General Principles of Assessment (IN: Lifelines, ed. by E Bassuk ; S Schoonover)

This chapter contains samples of several suicide rating scales for assessment of ideation, hopelessness, intent, risk-rescue and the Los Angeles Suicide Prevention Center scale.

Beyond Emergency Services

The objectives, rationale & operation of an inexpensive, anti-suicide program for high-risk, chronically suicidal persons is described. The Continuing Relationship Maintenance Program is based on advances in theory & practice, including new developments in the training & employment of paraprofessionals & volunteers. This experimental program is being carried out within a methodological framework designed to […]

The Suicidal Drop-Ins

The first drop-in clinic for potential suicides was organized at the LASPC Norman Farberow. The accepting attitude & offer of immediate, supportive group therapy has been successful in preventing emotional deterioration in most of the clients. (NBB)

Suicide: Issues of Prevention, Intervention, and Facilitation

A proposed suicide intervention model is contrasted with the goals & methods of existing suicide prevention & crisis counseling services. The issues of an appropriate death, premature death, an ambivalent attraction to death, & continued living in the face of chronically low life satisfaction are discussed.

Suicide Prevention Services Around the Clock

A Two-Year Follow-Up of Suicide Prevention Center Patients

A random sample of Los Angeles Suicide Prevention Center patients was selected for follow-up about two years after their prior contact. Of 184 patients located & interviewed, 16 had died & 9 had committed suicide. The deaths were studied in depth by interviewing survivors (by means of a psychological autopsy). Results uncovered 2 apparent suicides […]

Cries for Help

This 2-column article from the August 17, 1962 issue of Time briefly describes the Los Angeles Suicide Prevention Center, which was founded by Drs. Edwin S. Schneidman & Norman L. Farberow in 1958, & explores some general truths about suicide. (NBB)

Suicide: Doesn’t Everybody?

After a brief review of past suicide research, indirect suicide is discussed in terms of the premise that self-destruction can vary on several continua at the same time.
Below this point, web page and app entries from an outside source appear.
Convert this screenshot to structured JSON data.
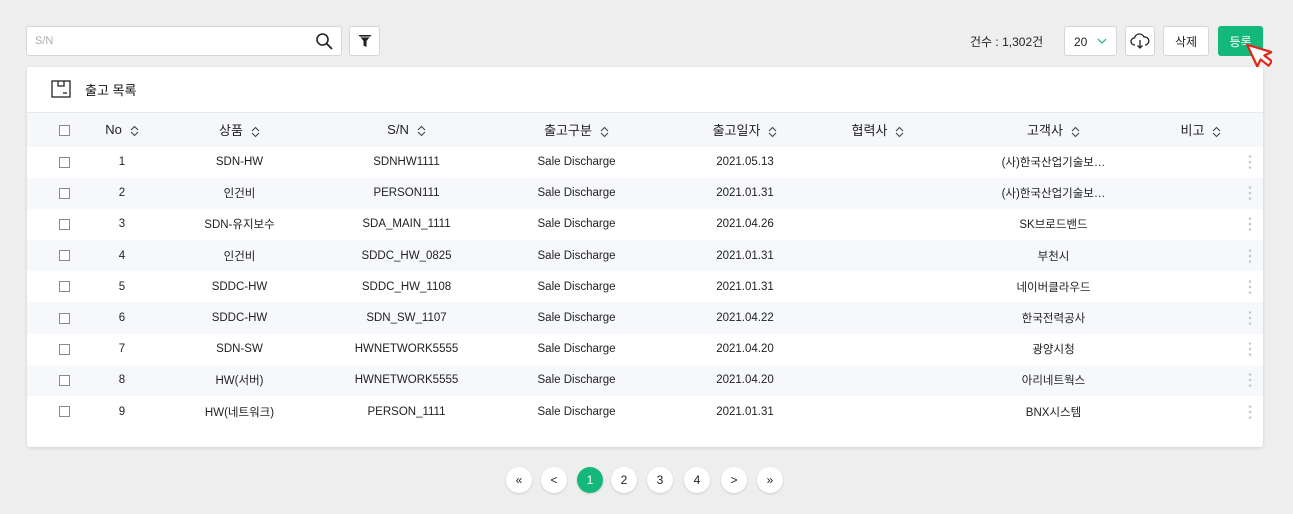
{
  "search": {
    "placeholder": "S/N",
    "value": ""
  },
  "toolbar": {
    "count_label": "건수 : 1,302건",
    "page_size": "20",
    "delete_label": "삭제",
    "register_label": "등록"
  },
  "card": {
    "title": "출고 목록"
  },
  "table": {
    "columns": [
      "No",
      "상품",
      "S/N",
      "출고구분",
      "출고일자",
      "협력사",
      "고객사",
      "비고"
    ],
    "rows": [
      {
        "no": "1",
        "product": "SDN-HW",
        "sn": "SDNHW1111",
        "type": "Sale Discharge",
        "date": "2021.05.13",
        "partner": "",
        "customer": "(사)한국산업기술보…",
        "note": ""
      },
      {
        "no": "2",
        "product": "인건비",
        "sn": "PERSON111",
        "type": "Sale Discharge",
        "date": "2021.01.31",
        "partner": "",
        "customer": "(사)한국산업기술보…",
        "note": ""
      },
      {
        "no": "3",
        "product": "SDN-유지보수",
        "sn": "SDA_MAIN_1111",
        "type": "Sale Discharge",
        "date": "2021.04.26",
        "partner": "",
        "customer": "SK브로드밴드",
        "note": ""
      },
      {
        "no": "4",
        "product": "인건비",
        "sn": "SDDC_HW_0825",
        "type": "Sale Discharge",
        "date": "2021.01.31",
        "partner": "",
        "customer": "부천시",
        "note": ""
      },
      {
        "no": "5",
        "product": "SDDC-HW",
        "sn": "SDDC_HW_1108",
        "type": "Sale Discharge",
        "date": "2021.01.31",
        "partner": "",
        "customer": "네이버클라우드",
        "note": ""
      },
      {
        "no": "6",
        "product": "SDDC-HW",
        "sn": "SDN_SW_1107",
        "type": "Sale Discharge",
        "date": "2021.04.22",
        "partner": "",
        "customer": "한국전력공사",
        "note": ""
      },
      {
        "no": "7",
        "product": "SDN-SW",
        "sn": "HWNETWORK5555",
        "type": "Sale Discharge",
        "date": "2021.04.20",
        "partner": "",
        "customer": "광양시청",
        "note": ""
      },
      {
        "no": "8",
        "product": "HW(서버)",
        "sn": "HWNETWORK5555",
        "type": "Sale Discharge",
        "date": "2021.04.20",
        "partner": "",
        "customer": "아리네트웍스",
        "note": ""
      },
      {
        "no": "9",
        "product": "HW(네트워크)",
        "sn": "PERSON_1111",
        "type": "Sale Discharge",
        "date": "2021.01.31",
        "partner": "",
        "customer": "BNX시스템",
        "note": ""
      }
    ]
  },
  "pagination": {
    "first": "«",
    "prev": "<",
    "pages": [
      "1",
      "2",
      "3",
      "4"
    ],
    "current": "1",
    "next": ">",
    "last": "»"
  },
  "colors": {
    "accent": "#13b87a"
  }
}
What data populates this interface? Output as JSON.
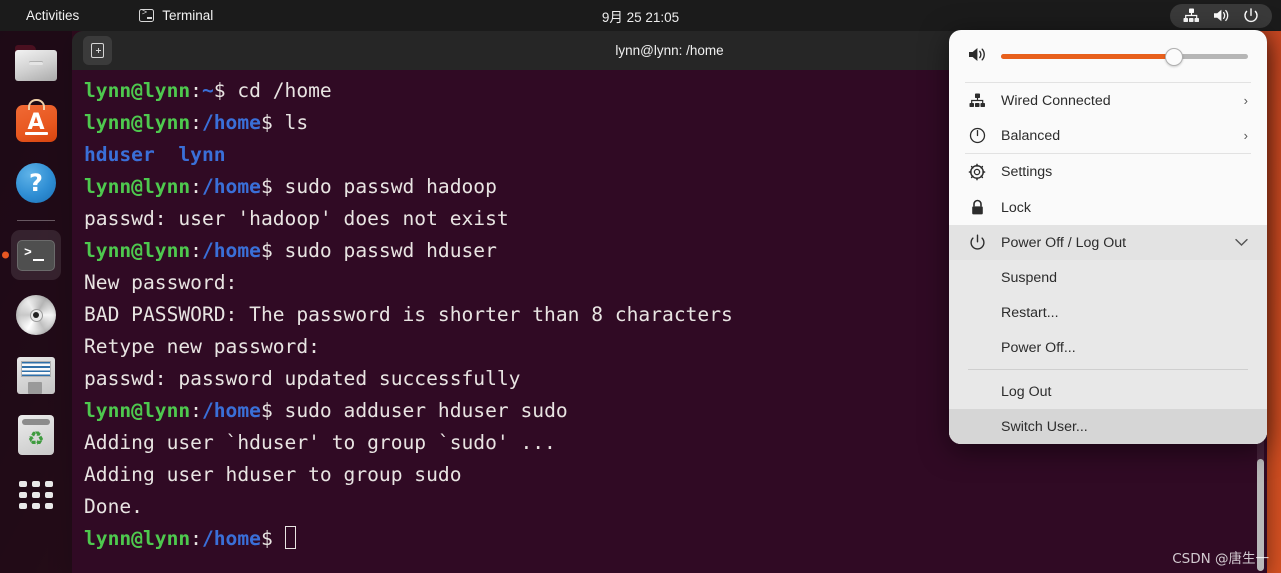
{
  "topbar": {
    "activities": "Activities",
    "app_name": "Terminal",
    "app_icon": "terminal-icon",
    "clock": "9月 25  21:05",
    "status_icons": [
      "network-wired-icon",
      "volume-icon",
      "power-icon"
    ]
  },
  "dock": {
    "items": [
      {
        "name": "files",
        "icon": "folder-icon",
        "active": false
      },
      {
        "name": "ubuntu-software",
        "icon": "software-bag-icon",
        "letter": "A",
        "active": false
      },
      {
        "name": "help",
        "icon": "question-mark-icon",
        "letter": "?",
        "active": false
      },
      {
        "name": "terminal",
        "icon": "terminal-icon",
        "active": true
      },
      {
        "name": "cd-drive",
        "icon": "disc-icon",
        "active": false
      },
      {
        "name": "floppy-drive",
        "icon": "floppy-disk-icon",
        "active": false
      },
      {
        "name": "trash",
        "icon": "trash-recycle-icon",
        "active": false
      },
      {
        "name": "show-applications",
        "icon": "grid-apps-icon",
        "active": false
      }
    ]
  },
  "terminal": {
    "title": "lynn@lynn: /home",
    "new_tab_label": "new-tab",
    "prompt_user": "lynn@lynn",
    "lines": [
      {
        "type": "prompt",
        "user": "lynn@lynn",
        "path": "~",
        "cmd": " cd /home"
      },
      {
        "type": "prompt",
        "user": "lynn@lynn",
        "path": "/home",
        "cmd": " ls"
      },
      {
        "type": "dirlist",
        "text": "hduser  lynn"
      },
      {
        "type": "prompt",
        "user": "lynn@lynn",
        "path": "/home",
        "cmd": " sudo passwd hadoop"
      },
      {
        "type": "output",
        "text": "passwd: user 'hadoop' does not exist"
      },
      {
        "type": "prompt",
        "user": "lynn@lynn",
        "path": "/home",
        "cmd": " sudo passwd hduser"
      },
      {
        "type": "output",
        "text": "New password:"
      },
      {
        "type": "output",
        "text": "BAD PASSWORD: The password is shorter than 8 characters"
      },
      {
        "type": "output",
        "text": "Retype new password:"
      },
      {
        "type": "output",
        "text": "passwd: password updated successfully"
      },
      {
        "type": "prompt",
        "user": "lynn@lynn",
        "path": "/home",
        "cmd": " sudo adduser hduser sudo"
      },
      {
        "type": "output",
        "text": "Adding user `hduser' to group `sudo' ..."
      },
      {
        "type": "output",
        "text": "Adding user hduser to group sudo"
      },
      {
        "type": "output",
        "text": "Done."
      },
      {
        "type": "prompt-cursor",
        "user": "lynn@lynn",
        "path": "/home",
        "cmd": " "
      }
    ]
  },
  "system_menu": {
    "volume": {
      "icon": "volume-icon",
      "value": 70
    },
    "items": [
      {
        "label": "Wired Connected",
        "icon": "network-wired-icon",
        "chevron": "›"
      },
      {
        "label": "Balanced",
        "icon": "power-profile-icon",
        "chevron": "›"
      },
      {
        "label": "Settings",
        "icon": "gear-icon"
      },
      {
        "label": "Lock",
        "icon": "lock-icon"
      },
      {
        "label": "Power Off / Log Out",
        "icon": "power-icon",
        "chevron": "⌄",
        "expanded": true
      }
    ],
    "submenu": [
      {
        "label": "Suspend"
      },
      {
        "label": "Restart..."
      },
      {
        "label": "Power Off..."
      },
      {
        "label": "Log Out"
      },
      {
        "label": "Switch User...",
        "hovered": true
      }
    ],
    "accent_color": "#e8601c"
  },
  "watermark": "CSDN @唐生一"
}
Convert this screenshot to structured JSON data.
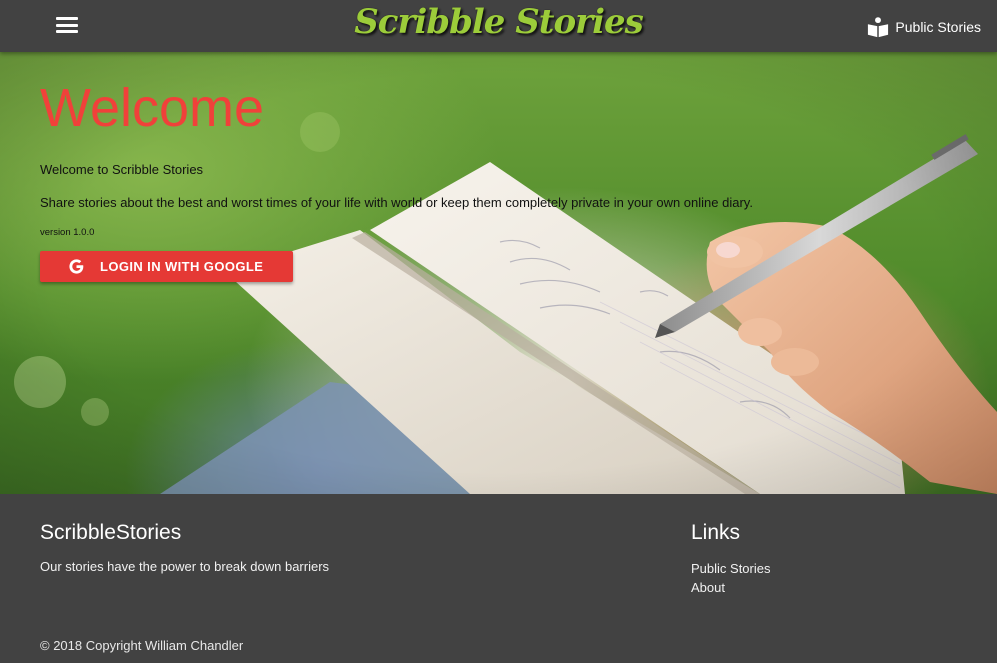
{
  "nav": {
    "brand": "Scribble Stories",
    "public_stories": "Public Stories",
    "menu_icon": "hamburger-menu-icon",
    "public_icon": "book-reader-icon"
  },
  "hero": {
    "title": "Welcome",
    "subtitle": "Welcome to Scribble Stories",
    "description": "Share stories about the best and worst times of your life with world or keep them completely private in your own online diary.",
    "version": "version 1.0.0",
    "login_button": "LOGIN IN WITH GOOGLE",
    "login_icon": "google-icon",
    "background_image": "hand-writing-in-notebook-on-grass"
  },
  "footer": {
    "about_title": "ScribbleStories",
    "about_text": "Our stories have the power to break down barriers",
    "links_title": "Links",
    "links": [
      "Public Stories",
      "About"
    ],
    "copyright": "© 2018 Copyright William Chandler"
  },
  "colors": {
    "navbar": "#424242",
    "brand": "#9ccc3a",
    "title_red": "#f0413a",
    "button_red": "#e53935",
    "footer": "#424242"
  }
}
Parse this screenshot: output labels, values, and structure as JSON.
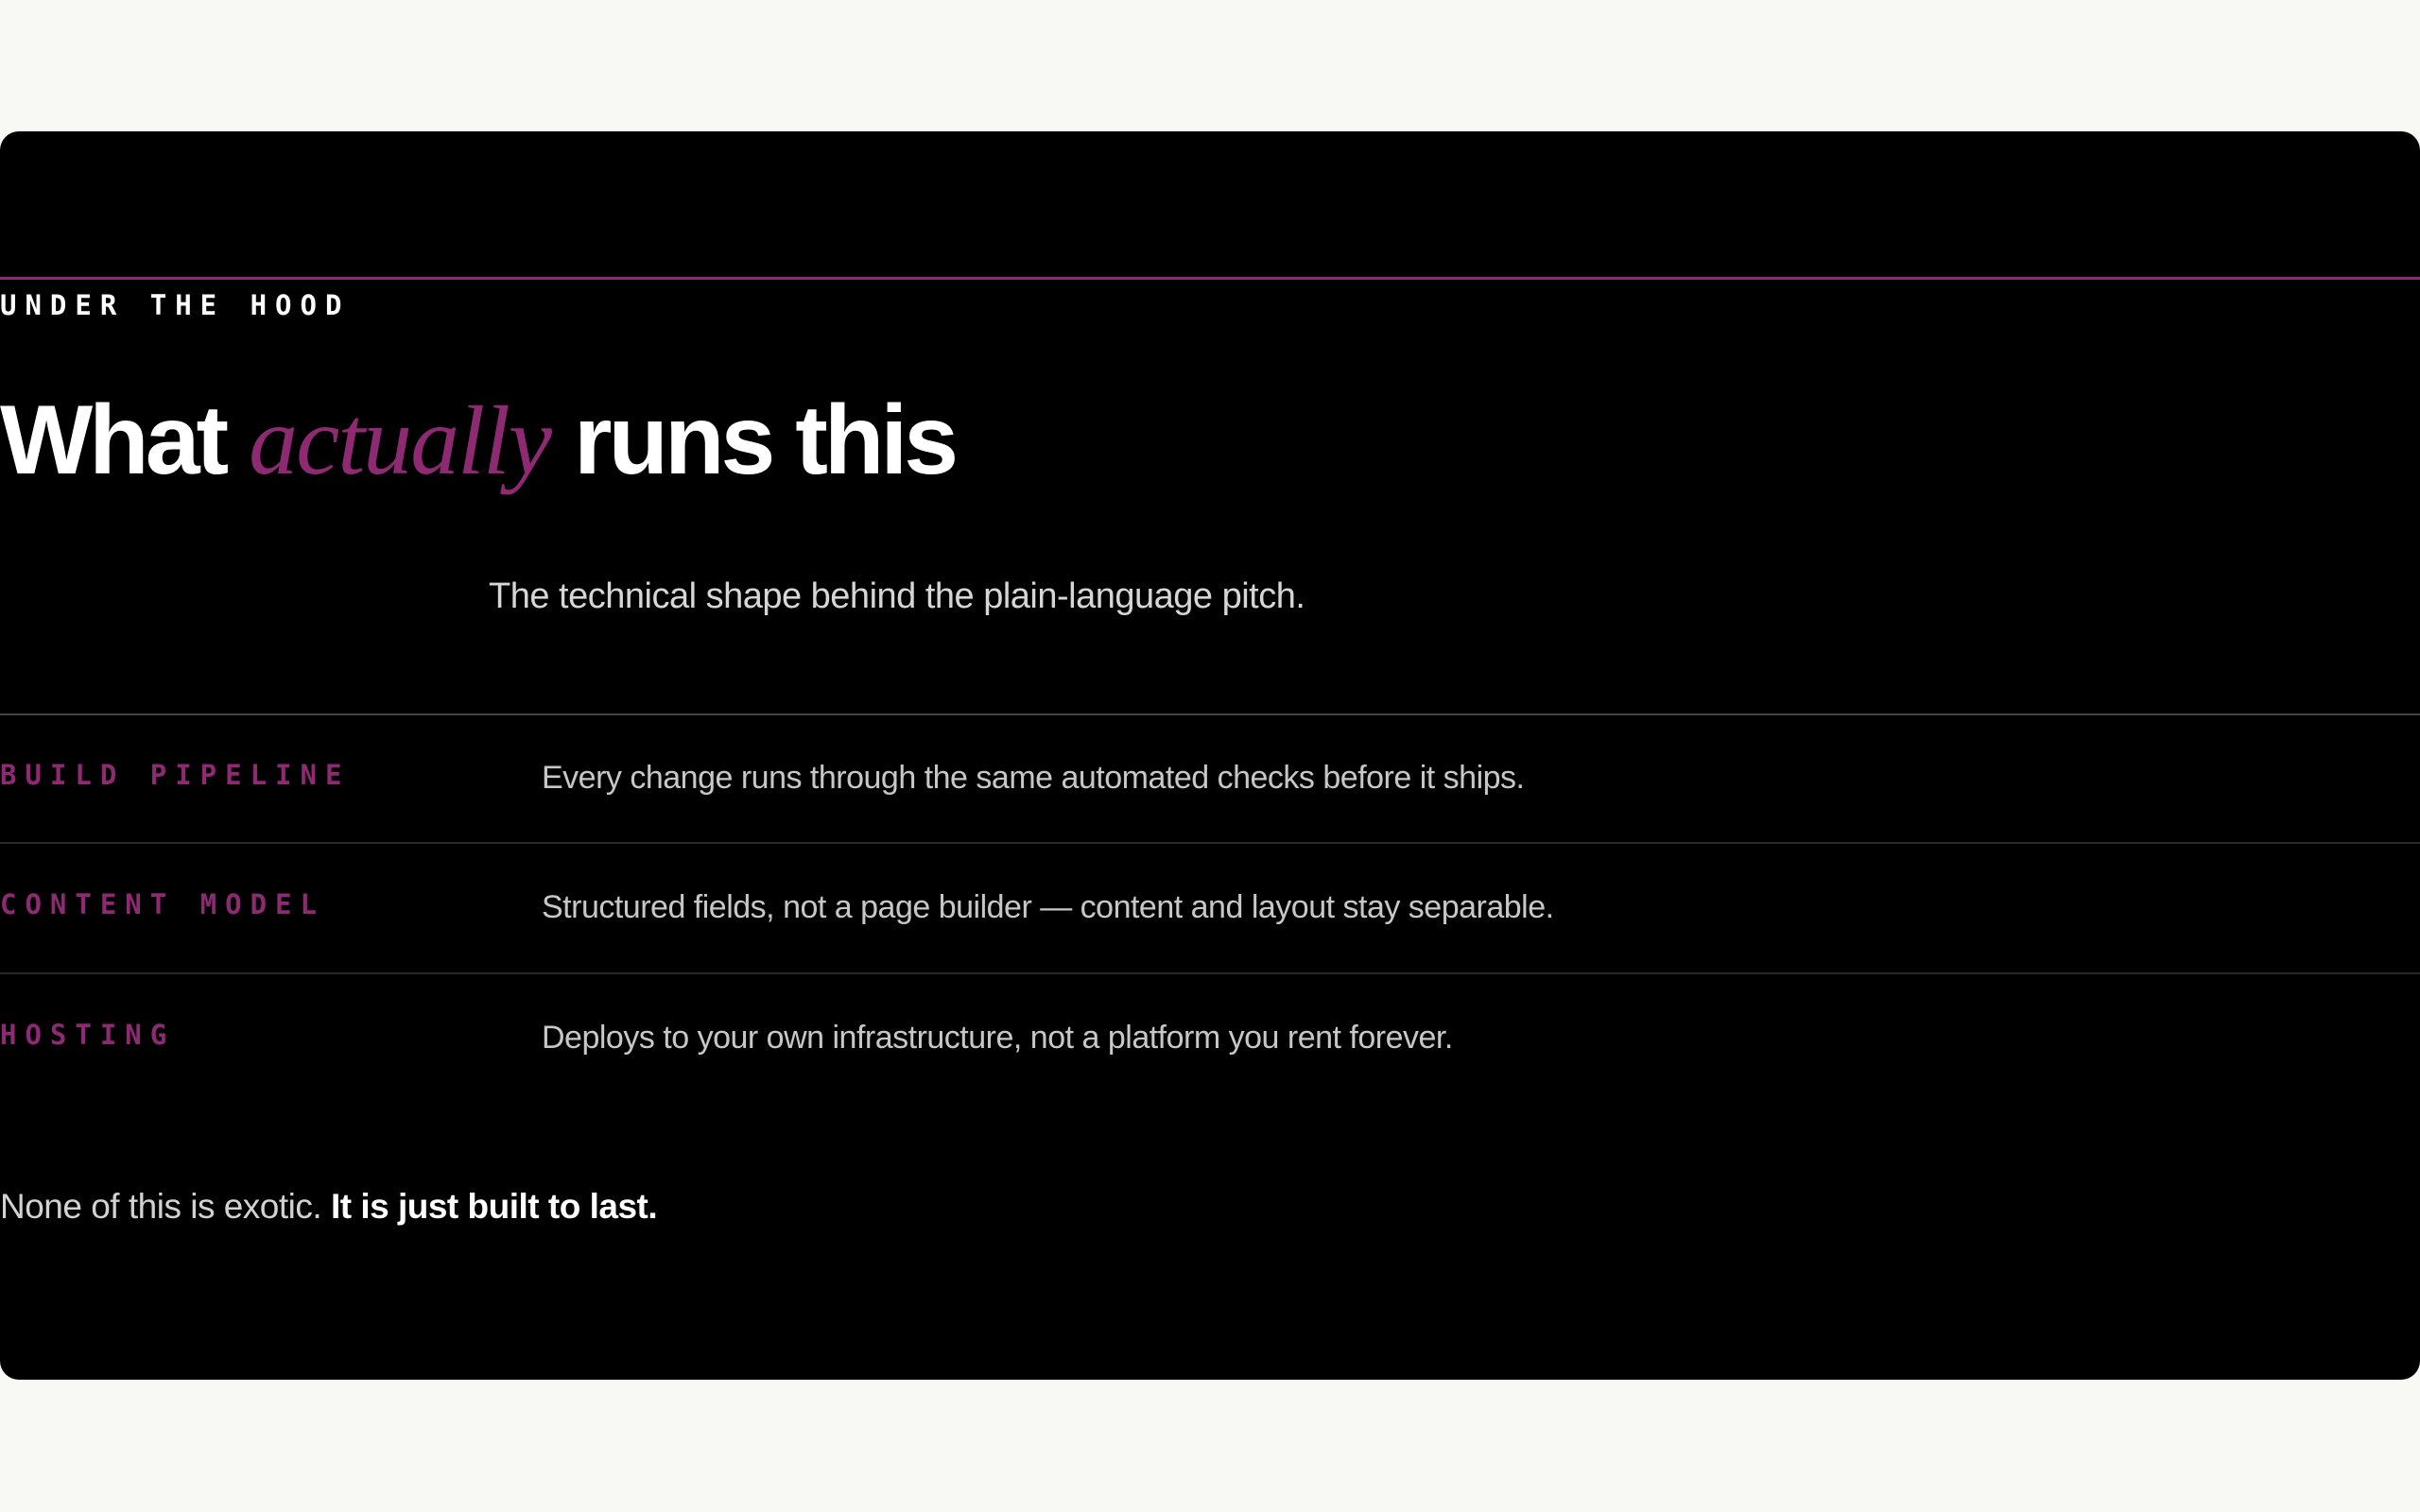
{
  "section": {
    "eyebrow": "UNDER THE HOOD",
    "headline": {
      "before": "What ",
      "accent": "actually",
      "after": " runs this"
    },
    "subtitle": "The technical shape behind the plain-language pitch."
  },
  "specs": [
    {
      "label": "BUILD PIPELINE",
      "description": "Every change runs through the same automated checks before it ships."
    },
    {
      "label": "CONTENT MODEL",
      "description": "Structured fields, not a page builder — content and layout stay separable."
    },
    {
      "label": "HOSTING",
      "description": "Deploys to your own infrastructure, not a platform you rent forever."
    }
  ],
  "closing": {
    "plain": "None of this is exotic. ",
    "bold": "It is just built to last."
  },
  "colors": {
    "page_background": "#f8f9f4",
    "card_background": "#000000",
    "accent": "#8e2a72",
    "heading_text": "#ffffff",
    "body_text": "#c7c7c7"
  }
}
Two variables–intention & chronology of impact–encompass most behavior classified as self-destructive. Explanations are presented of a few variables examined in experiments conducted to define similarities, differences & […]